Task details
Each entry in the block below needs to be copied out exactly.

Exercise material
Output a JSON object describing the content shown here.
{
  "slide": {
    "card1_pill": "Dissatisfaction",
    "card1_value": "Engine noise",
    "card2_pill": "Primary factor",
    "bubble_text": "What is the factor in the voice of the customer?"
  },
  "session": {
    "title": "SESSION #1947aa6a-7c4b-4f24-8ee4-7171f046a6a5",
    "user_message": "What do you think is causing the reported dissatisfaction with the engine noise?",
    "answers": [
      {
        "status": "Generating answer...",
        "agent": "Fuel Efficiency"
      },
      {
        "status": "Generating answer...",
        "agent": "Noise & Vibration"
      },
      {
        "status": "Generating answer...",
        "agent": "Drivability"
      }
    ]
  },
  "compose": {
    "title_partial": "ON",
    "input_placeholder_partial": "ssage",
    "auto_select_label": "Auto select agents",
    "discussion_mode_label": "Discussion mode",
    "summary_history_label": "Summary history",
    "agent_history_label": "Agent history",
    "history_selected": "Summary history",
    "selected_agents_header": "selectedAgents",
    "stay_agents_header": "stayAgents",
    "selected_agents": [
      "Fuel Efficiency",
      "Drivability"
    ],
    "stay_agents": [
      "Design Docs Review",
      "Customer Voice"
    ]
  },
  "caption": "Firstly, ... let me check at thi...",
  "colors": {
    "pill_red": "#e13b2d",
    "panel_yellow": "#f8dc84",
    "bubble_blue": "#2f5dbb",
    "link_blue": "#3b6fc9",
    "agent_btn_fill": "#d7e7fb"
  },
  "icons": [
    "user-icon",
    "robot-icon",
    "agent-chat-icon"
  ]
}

Answer for the task
Output a JSON object describing the content shown here.
{
  "slide": {
    "card1_pill": "Dissatisfaction",
    "card1_value": "Engine noise",
    "card2_pill": "Primary factor",
    "bubble_text": "What is the factor in the voice of the customer?"
  },
  "session": {
    "title": "SESSION #1947aa6a-7c4b-4f24-8ee4-7171f046a6a5",
    "user_message": "What do you think is causing the reported dissatisfaction with the engine noise?",
    "answers": [
      {
        "status": "Generating answer...",
        "agent": "Fuel Efficiency"
      },
      {
        "status": "Generating answer...",
        "agent": "Noise & Vibration"
      },
      {
        "status": "Generating answer...",
        "agent": "Drivability"
      }
    ]
  },
  "compose": {
    "title_partial": "ON",
    "input_placeholder_partial": "ssage",
    "auto_select_label": "Auto select agents",
    "discussion_mode_label": "Discussion mode",
    "summary_history_label": "Summary history",
    "agent_history_label": "Agent history",
    "history_selected": "Summary history",
    "selected_agents_header": "selectedAgents",
    "stay_agents_header": "stayAgents",
    "selected_agents": [
      "Fuel Efficiency",
      "Drivability"
    ],
    "stay_agents": [
      "Design Docs Review",
      "Customer Voice"
    ]
  },
  "caption": "Firstly, ... let me check at thi...",
  "colors": {
    "pill_red": "#e13b2d",
    "panel_yellow": "#f8dc84",
    "bubble_blue": "#2f5dbb",
    "link_blue": "#3b6fc9",
    "agent_btn_fill": "#d7e7fb"
  },
  "icons": [
    "user-icon",
    "robot-icon",
    "agent-chat-icon"
  ]
}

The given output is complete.